With this, do not let yourself miss out! Each and every day, you should have something of productive substance that you wish to accomplish. Whether this be a craft project, writing, baking something, planning an event, etc. Have an enjoyable and purposeful task that you can accomplish each and every day which will leave you with a sense of gratification and satisfaction.
Once you reach retirement age especially, exercise is much more a function of establishing and retaining resource for purposeful movement rather than expending energy for aesthetics or athletic performance and does not have to be hard to be effective. It just needs to be right!
As you approach the years after 75, daily living without exercise can become extremely difficult and often impossible without assistance.
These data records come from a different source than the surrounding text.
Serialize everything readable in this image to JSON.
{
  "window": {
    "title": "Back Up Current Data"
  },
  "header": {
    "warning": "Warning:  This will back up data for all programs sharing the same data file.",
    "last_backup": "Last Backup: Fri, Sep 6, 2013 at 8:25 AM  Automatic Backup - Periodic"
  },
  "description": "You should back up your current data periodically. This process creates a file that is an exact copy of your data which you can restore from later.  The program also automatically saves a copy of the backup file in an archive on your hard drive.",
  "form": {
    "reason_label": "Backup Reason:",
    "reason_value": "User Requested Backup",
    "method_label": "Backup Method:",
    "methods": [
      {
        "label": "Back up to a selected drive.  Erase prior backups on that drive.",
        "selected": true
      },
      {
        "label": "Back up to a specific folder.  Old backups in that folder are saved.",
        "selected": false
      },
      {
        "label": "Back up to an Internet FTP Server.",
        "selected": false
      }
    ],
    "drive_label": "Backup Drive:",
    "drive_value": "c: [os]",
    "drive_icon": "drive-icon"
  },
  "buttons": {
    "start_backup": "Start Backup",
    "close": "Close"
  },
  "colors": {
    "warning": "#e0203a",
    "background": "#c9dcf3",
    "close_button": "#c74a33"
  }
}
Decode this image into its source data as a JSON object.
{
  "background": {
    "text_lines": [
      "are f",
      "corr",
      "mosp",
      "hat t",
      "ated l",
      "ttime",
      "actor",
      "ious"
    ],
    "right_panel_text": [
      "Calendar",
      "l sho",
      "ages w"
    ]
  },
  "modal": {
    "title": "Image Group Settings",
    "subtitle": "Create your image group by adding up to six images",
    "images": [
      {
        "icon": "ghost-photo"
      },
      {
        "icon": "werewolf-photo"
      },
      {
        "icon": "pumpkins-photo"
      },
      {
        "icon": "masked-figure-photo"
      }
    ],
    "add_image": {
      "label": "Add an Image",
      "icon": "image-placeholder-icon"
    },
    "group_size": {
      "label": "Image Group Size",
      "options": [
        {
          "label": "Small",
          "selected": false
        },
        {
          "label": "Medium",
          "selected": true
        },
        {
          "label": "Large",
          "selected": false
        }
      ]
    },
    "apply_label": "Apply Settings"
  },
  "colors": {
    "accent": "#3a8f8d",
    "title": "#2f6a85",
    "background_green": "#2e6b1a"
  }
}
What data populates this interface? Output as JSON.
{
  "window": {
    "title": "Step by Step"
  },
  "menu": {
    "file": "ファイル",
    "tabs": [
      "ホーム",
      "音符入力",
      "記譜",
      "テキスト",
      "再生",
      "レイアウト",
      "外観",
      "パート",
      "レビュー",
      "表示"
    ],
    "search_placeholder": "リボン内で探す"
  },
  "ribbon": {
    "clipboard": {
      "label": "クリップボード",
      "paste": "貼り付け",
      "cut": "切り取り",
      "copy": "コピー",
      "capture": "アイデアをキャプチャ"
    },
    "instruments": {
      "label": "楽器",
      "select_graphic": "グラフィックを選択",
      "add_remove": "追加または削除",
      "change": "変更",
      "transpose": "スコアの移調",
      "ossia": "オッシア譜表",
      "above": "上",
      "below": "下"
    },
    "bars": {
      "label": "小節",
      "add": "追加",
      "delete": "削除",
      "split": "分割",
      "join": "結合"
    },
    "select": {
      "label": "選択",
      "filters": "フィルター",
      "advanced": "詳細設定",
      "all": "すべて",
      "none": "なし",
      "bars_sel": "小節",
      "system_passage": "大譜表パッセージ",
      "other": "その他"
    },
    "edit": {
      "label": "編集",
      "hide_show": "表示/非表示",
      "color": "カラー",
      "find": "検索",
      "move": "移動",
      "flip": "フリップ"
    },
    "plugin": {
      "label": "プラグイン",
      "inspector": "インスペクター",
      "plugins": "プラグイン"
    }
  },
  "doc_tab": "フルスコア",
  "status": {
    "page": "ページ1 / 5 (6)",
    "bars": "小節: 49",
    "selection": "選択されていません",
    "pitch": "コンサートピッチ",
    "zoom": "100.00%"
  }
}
The price being extremely high in:
Falls are the number one cause of serious injury to seniors of this age group, and 1/3 of those falls produce fatal injuries!
A well-structured exercise program which is followed daily should include: lower body strength/power training, upper body pulling strength, shoulder range of motion, multi-dimensional core strength (postural support), and balance/agility exercise.
When done at an appropriate intensity, this programming approach also elevates the heartrate enough to provide baseline cardiac conditioning training which can be supplemented by activities such as walking, biking, hiking, swimming, aerobics, etc. to optimize heart health.
Just remember that at this stage of the game your daily exercise is a tool, not a task! If you’re not currently exercising regularly, now is the easiest it will ever be to get started!
The value of kindness and compassion never diminishes, and when you invest in the happiness of others, you will yield appreciable dividends eternally. This can be done with simple affirmations and acknowledgements for the achievements of others all the way through philanthropy and “paying it forward.”
It feels good to go through a drive-thru and see a mom with a car full of kids behind you and you tell the person at the window, “I’d like to cover their order too.” Maybe they need the help, maybe they don’t; however the token of kindness from a complete stranger will have the most value to them and sense of satisfaction for you.
If you have children or grandchildren take the time to know what is going on in their world and extend your gracious approval and encouragements for the good things that they have accomplished. Your consistency in this will drive them to do more, and they will never forget you for it. This also allows for you to share in their joy, bringing happiness and a smile into your heart as well.
This could also be done in running an errand for your less capable neighbors, sweeping their section of sidewalk along with yours, sending an edible-arrangement to a widow or widower on Valentine’s Day, etc. Let your heart be your guide and seek the opportunity!
In conclusion, always remind yourself that “Life’s too short for a bad day” and live accordingly!
Wishing you the best in happiness, peace, and good health!
What do you do to make sure you feel great every day? Are there specific situations that seem to dim your mood? How do you handle those? Which emotions are the most difficult for you to deal with?